CJ: That’s something we really learned from all our work with Yo-Yo. The traditional orchestral programming of overture, concerto, and symphony doesn’t necessarily excite 21st-century audiences. Moreover, really building programming is a way of taking possession of the music we’re performing. I think about rock bands in that way; how a band builds a set list says something very personal about who that band is, what they want to say.

NC: Yo-Yo talks a lot about how when everything is accessible to everyone—as it is in our time, when virtually any musical tradition in the world is available to nearly anyone at any moment—there is an even greater impetus to creating meaningful experiences.

AT: So what’s the next Brooklyn Rider project?

NC: We’re working with the [Irish fiddler] Martin Hayes; we had him perform last year at our own festival, the Stillwater Music Festival in Minnesota, this August. It’s the fifth year of our festival, and that’s been really amazing for us to build. This year, we’ve asked the chamber/rock trio 2 Foot Yard to collaborate with us, as will Kojiro Umezaki. And we’re bringing The Knights to Stillwater for the first time as well in 2010.

CJ: We’re also working on a recording of all five of Philip Glass’ string quartets.

AT: All five? Many groups leave aside his first quartet, which was more of a student work he wrote while being tutored by Nadia Boulanger—he doesn’t really sound like “Philip Glass” yet.

NC: That’s true, but the first Glass quartet is a really structural work: there are all these cells that create a bigger architecture. We’ve also found that playing all of these Glass quartets has actually helped us become a better ensemble; there are so many nuances in the chordal playing, in texture, in phrasing—and they are emotionally so red-hot! Uncovering all of that as a group has been a vital experience for us.

CJ: It might sound strange, but in the Glass quartets I find an element of Bach’s Well-Tempered Clavier: it is great music on any level, but you can practice them nearly devotionally. It’s a deep experience.

NC: All really good works have a blueprint embedded in them; the Glass quartets are like those. It’s a matter of the musicians decoding that blueprint.

AT: I know that you find your collaborators to be among your greatest inspirations. Can you speak a bit more to what you’ve learned in those collaborations?

JG: The Silk Road Project is a great place to start, in terms of observing how that group has articulated and then executed its vision in terms of performance. Moreover, working with the other Silk Road artists has been huge for us. That’s how we first met Kayhan Kalhor, for example—and if you’d asked us ten years ago, trained as we were in the Western classical music conservatory tradition, that we’d be getting up on stage with Kayhan with no music in front of us, we would have said, “Are you ---ing kidding me?” (everyone laughs)

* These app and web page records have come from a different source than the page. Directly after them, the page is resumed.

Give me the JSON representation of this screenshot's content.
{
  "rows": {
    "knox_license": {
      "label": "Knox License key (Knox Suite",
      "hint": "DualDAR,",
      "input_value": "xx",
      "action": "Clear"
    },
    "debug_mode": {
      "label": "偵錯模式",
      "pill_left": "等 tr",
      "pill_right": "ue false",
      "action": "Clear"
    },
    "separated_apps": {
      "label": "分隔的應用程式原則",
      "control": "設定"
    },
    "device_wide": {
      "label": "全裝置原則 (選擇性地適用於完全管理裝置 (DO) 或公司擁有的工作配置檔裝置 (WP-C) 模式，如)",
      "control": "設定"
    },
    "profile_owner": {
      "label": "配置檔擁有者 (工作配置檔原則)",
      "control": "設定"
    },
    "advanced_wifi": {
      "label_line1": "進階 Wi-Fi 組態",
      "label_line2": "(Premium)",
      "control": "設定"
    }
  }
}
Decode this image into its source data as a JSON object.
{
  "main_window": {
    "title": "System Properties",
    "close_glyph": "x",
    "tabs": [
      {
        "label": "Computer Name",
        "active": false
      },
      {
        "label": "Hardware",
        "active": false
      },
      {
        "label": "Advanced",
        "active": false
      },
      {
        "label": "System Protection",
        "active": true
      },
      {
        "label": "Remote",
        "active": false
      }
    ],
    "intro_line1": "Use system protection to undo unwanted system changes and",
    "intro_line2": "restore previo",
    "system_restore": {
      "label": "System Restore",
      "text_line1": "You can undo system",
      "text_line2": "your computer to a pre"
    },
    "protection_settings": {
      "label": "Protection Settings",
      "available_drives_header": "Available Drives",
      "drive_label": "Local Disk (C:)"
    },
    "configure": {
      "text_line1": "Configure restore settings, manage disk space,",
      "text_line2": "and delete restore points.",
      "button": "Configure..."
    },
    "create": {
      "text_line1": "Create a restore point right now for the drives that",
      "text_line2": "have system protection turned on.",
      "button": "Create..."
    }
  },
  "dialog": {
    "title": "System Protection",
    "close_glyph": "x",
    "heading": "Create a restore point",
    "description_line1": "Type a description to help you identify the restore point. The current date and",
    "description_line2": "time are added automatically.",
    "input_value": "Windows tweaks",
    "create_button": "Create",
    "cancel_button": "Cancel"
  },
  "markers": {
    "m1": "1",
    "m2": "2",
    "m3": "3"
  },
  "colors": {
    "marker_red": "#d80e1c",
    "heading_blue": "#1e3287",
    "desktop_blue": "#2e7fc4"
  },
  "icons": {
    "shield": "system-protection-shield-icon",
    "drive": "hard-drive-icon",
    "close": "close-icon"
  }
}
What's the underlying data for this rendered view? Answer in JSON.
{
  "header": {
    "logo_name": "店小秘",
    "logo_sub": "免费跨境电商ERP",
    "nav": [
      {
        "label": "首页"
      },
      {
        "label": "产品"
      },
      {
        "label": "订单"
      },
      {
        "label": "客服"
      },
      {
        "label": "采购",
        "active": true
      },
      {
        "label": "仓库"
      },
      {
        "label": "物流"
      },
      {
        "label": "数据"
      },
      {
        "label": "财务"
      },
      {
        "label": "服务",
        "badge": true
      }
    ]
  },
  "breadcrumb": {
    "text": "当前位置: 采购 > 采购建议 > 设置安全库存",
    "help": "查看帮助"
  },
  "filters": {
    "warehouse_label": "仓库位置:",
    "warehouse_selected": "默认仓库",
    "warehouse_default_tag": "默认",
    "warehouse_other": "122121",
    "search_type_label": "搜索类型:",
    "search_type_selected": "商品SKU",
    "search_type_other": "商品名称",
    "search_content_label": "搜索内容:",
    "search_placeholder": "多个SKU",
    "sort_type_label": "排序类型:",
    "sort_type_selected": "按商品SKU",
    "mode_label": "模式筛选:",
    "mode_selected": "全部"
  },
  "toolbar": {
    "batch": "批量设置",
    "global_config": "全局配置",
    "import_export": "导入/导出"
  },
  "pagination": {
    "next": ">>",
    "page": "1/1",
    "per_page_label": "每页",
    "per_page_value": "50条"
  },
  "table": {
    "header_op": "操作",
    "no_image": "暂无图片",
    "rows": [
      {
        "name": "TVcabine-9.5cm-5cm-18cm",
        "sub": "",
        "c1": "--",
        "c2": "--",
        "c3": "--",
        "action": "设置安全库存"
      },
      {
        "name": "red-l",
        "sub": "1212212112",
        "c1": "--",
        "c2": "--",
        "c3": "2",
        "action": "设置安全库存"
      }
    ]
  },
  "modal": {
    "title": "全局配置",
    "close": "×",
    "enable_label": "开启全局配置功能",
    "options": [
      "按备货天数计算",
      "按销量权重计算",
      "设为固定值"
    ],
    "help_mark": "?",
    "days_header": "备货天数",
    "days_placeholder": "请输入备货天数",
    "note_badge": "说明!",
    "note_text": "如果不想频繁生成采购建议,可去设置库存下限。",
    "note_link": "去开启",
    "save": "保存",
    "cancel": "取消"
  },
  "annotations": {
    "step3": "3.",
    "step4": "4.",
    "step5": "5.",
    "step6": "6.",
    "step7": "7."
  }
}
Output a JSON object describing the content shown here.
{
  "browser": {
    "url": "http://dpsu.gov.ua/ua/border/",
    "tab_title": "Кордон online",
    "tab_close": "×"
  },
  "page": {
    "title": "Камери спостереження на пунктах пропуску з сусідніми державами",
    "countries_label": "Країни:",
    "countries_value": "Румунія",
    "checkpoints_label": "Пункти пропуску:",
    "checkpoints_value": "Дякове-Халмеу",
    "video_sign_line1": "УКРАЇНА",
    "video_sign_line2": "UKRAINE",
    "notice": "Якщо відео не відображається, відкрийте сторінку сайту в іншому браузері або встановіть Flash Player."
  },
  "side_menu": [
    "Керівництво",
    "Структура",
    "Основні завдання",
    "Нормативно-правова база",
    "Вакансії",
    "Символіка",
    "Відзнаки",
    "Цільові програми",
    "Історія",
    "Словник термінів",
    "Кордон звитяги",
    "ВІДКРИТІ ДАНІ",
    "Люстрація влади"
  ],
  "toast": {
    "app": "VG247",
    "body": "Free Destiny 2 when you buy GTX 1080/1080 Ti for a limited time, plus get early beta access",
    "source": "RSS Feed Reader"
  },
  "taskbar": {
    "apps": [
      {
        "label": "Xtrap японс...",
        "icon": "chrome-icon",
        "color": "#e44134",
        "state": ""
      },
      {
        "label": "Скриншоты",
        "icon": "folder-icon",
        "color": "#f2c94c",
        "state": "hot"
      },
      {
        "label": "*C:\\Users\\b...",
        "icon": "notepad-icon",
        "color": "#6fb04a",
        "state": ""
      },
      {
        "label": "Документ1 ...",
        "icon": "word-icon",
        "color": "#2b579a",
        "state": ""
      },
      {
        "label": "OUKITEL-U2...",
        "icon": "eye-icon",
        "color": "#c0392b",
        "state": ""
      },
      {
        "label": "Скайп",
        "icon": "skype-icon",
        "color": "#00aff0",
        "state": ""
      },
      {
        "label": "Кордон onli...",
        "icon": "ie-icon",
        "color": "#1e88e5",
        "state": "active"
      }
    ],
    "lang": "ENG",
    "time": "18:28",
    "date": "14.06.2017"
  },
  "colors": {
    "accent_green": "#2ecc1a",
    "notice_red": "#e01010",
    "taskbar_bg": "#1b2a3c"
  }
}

But we came to understand with these collaborators, whether Martin Hayes or Kayhan or whomever, that their masterful virtuosity and the specific techniques that they use, like crazy bowings or what have you, brings you past technique to a new state of being—and you don’t realize how you got there.

CJ: You tell the truth by going crazy.

JG: Right. The commonality amongst all those disparate performers is that all the technical stuff is there for a larger purpose. We play in a different way for having worked with Kayhan, and with the vocalist Alim Qasimov from Azerbaijan, and with Yo-Yo. Yo-Yo is a perfect example. He has absolutely all mastered his own tradition, but he goes way beyond that tradition. He transcends. And that’s our ultimate goal, too.